● EXERCISE AIM
Report back every line below that carries the word "value".

● SUPPLIED DATA
+-------+

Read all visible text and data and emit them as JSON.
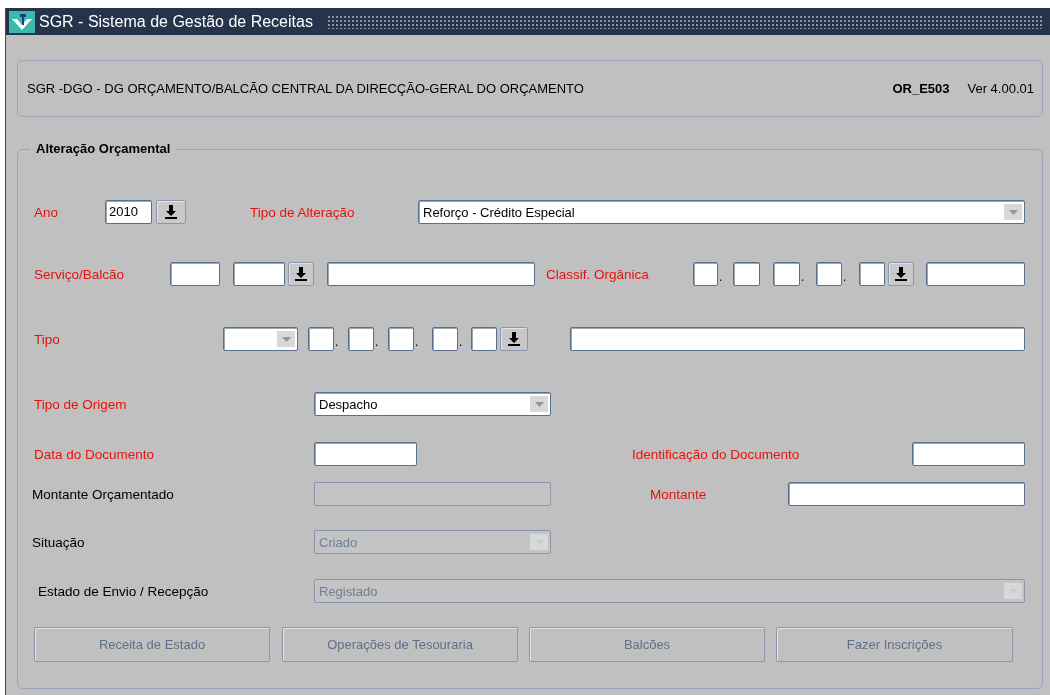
{
  "window": {
    "title": "SGR - Sistema de Gestão de Receitas"
  },
  "header": {
    "organization": "SGR -DGO - DG ORÇAMENTO/BALCÃO CENTRAL DA DIRECÇÃO-GERAL DO ORÇAMENTO",
    "form_code": "OR_E503",
    "version": "Ver 4.00.01"
  },
  "section": {
    "title": "Alteração Orçamental"
  },
  "rows": [
    {
      "items": [
        {
          "kind": "label",
          "text": "Ano",
          "required": true
        },
        {
          "kind": "field",
          "value": "2010",
          "disabled": false
        },
        {
          "kind": "lov"
        },
        {
          "kind": "label",
          "text": "Tipo de Alteração",
          "required": true
        },
        {
          "kind": "select",
          "value": "Reforço - Crédito Especial",
          "disabled": false
        }
      ]
    },
    {
      "items": [
        {
          "kind": "label",
          "text": "Serviço/Balcão",
          "required": true
        },
        {
          "kind": "field",
          "disabled": false
        },
        {
          "kind": "field",
          "disabled": false
        },
        {
          "kind": "lov"
        },
        {
          "kind": "field",
          "disabled": false
        },
        {
          "kind": "label",
          "text": "Classif. Orgânica",
          "required": true
        },
        {
          "kind": "field",
          "disabled": false
        },
        {
          "kind": "separator",
          "text": "."
        },
        {
          "kind": "field",
          "disabled": false
        },
        {
          "kind": "field",
          "disabled": false
        },
        {
          "kind": "separator",
          "text": "."
        },
        {
          "kind": "field",
          "disabled": false
        },
        {
          "kind": "separator",
          "text": "."
        },
        {
          "kind": "field",
          "disabled": false
        },
        {
          "kind": "lov"
        },
        {
          "kind": "field",
          "disabled": false
        }
      ]
    },
    {
      "items": [
        {
          "kind": "label",
          "text": "Tipo",
          "required": true
        },
        {
          "kind": "select",
          "disabled": false
        },
        {
          "kind": "field",
          "disabled": false
        },
        {
          "kind": "separator",
          "text": "."
        },
        {
          "kind": "field",
          "disabled": false
        },
        {
          "kind": "separator",
          "text": "."
        },
        {
          "kind": "field",
          "disabled": false
        },
        {
          "kind": "separator",
          "text": "."
        },
        {
          "kind": "field",
          "disabled": false
        },
        {
          "kind": "separator",
          "text": "."
        },
        {
          "kind": "field",
          "disabled": false
        },
        {
          "kind": "lov"
        },
        {
          "kind": "field",
          "disabled": false
        }
      ]
    },
    {
      "items": [
        {
          "kind": "label",
          "text": "Tipo de Origem",
          "required": true
        },
        {
          "kind": "select",
          "value": "Despacho",
          "disabled": false
        }
      ]
    },
    {
      "items": [
        {
          "kind": "label",
          "text": "Data do Documento",
          "required": true
        },
        {
          "kind": "field",
          "disabled": false
        },
        {
          "kind": "label",
          "text": "Identificação do Documento",
          "required": true
        },
        {
          "kind": "field",
          "disabled": false
        }
      ]
    },
    {
      "items": [
        {
          "kind": "label",
          "text": "Montante Orçamentado",
          "required": false
        },
        {
          "kind": "field",
          "disabled": true
        },
        {
          "kind": "label",
          "text": "Montante",
          "required": true
        },
        {
          "kind": "field",
          "disabled": false
        }
      ]
    },
    {
      "items": [
        {
          "kind": "label",
          "text": "Situação",
          "required": false
        },
        {
          "kind": "select",
          "value": "Criado",
          "disabled": true
        }
      ]
    },
    {
      "items": [
        {
          "kind": "label",
          "text": "Estado de Envio / Recepção",
          "required": false
        },
        {
          "kind": "select",
          "value": "Registado",
          "disabled": true
        }
      ]
    }
  ],
  "buttons": [
    {
      "label": "Receita de Estado",
      "disabled": true
    },
    {
      "label": "Operações de Tesouraria",
      "disabled": true
    },
    {
      "label": "Balcões",
      "disabled": true
    },
    {
      "label": "Fazer Inscrições",
      "disabled": true
    }
  ]
}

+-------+

● ANSWER TO THIS EXERCISE
          "value": "2010",
          "value": "Reforço - Crédito Especial",
          "value": "Despacho",
          "value": "Criado",
          "value": "Registado",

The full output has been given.